Task directions
Below are records; work out how many of their lines contain the word "data" and reply with the number only.

Stored items
Content starts

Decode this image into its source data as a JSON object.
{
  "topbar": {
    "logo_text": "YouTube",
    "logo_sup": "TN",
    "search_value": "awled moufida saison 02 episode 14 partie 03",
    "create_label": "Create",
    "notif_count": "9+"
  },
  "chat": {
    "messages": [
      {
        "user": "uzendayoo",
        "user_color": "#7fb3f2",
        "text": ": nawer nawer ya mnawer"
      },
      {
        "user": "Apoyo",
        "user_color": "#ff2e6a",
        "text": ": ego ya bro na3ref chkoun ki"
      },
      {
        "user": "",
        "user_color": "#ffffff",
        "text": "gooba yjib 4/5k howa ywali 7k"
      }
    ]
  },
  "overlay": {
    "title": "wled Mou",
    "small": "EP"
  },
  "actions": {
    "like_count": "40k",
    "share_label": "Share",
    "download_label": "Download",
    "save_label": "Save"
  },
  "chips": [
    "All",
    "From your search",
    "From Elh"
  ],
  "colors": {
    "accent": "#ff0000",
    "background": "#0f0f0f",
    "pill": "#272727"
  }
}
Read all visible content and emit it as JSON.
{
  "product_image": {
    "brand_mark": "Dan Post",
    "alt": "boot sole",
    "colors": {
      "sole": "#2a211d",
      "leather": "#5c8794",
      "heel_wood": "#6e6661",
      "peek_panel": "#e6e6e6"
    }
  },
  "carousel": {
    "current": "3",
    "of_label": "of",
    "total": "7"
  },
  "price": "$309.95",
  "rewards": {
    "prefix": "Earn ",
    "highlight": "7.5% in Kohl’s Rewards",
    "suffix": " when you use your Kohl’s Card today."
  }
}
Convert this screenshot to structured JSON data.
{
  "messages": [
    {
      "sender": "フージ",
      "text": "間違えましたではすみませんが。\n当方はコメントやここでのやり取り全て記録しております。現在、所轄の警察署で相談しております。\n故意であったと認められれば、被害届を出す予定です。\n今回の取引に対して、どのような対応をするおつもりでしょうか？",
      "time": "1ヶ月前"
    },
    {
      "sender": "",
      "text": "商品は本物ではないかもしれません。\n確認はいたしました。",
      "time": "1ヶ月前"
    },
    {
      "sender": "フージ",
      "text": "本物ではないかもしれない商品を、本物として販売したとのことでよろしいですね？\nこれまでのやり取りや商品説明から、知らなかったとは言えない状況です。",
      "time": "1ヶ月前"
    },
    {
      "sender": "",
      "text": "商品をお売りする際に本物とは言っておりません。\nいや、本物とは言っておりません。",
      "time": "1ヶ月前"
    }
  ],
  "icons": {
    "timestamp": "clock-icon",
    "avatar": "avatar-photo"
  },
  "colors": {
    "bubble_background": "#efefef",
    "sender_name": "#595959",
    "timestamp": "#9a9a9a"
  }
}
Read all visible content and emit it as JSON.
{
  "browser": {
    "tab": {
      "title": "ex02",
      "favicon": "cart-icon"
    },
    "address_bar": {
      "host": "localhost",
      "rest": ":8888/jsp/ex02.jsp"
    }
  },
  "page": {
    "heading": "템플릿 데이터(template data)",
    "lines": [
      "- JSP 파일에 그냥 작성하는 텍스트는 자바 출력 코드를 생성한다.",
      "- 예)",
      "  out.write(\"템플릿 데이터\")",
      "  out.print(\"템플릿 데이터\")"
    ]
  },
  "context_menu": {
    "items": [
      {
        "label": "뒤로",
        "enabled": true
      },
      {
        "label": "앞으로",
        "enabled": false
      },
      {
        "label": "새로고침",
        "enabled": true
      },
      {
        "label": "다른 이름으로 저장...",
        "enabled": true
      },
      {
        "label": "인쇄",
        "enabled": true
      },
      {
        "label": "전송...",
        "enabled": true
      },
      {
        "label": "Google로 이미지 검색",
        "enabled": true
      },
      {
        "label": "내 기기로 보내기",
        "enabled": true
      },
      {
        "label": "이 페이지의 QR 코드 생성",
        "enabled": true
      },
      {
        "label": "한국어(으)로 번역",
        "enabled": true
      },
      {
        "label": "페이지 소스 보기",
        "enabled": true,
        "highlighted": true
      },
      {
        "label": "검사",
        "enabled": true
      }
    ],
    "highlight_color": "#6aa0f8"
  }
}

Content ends

Output below
3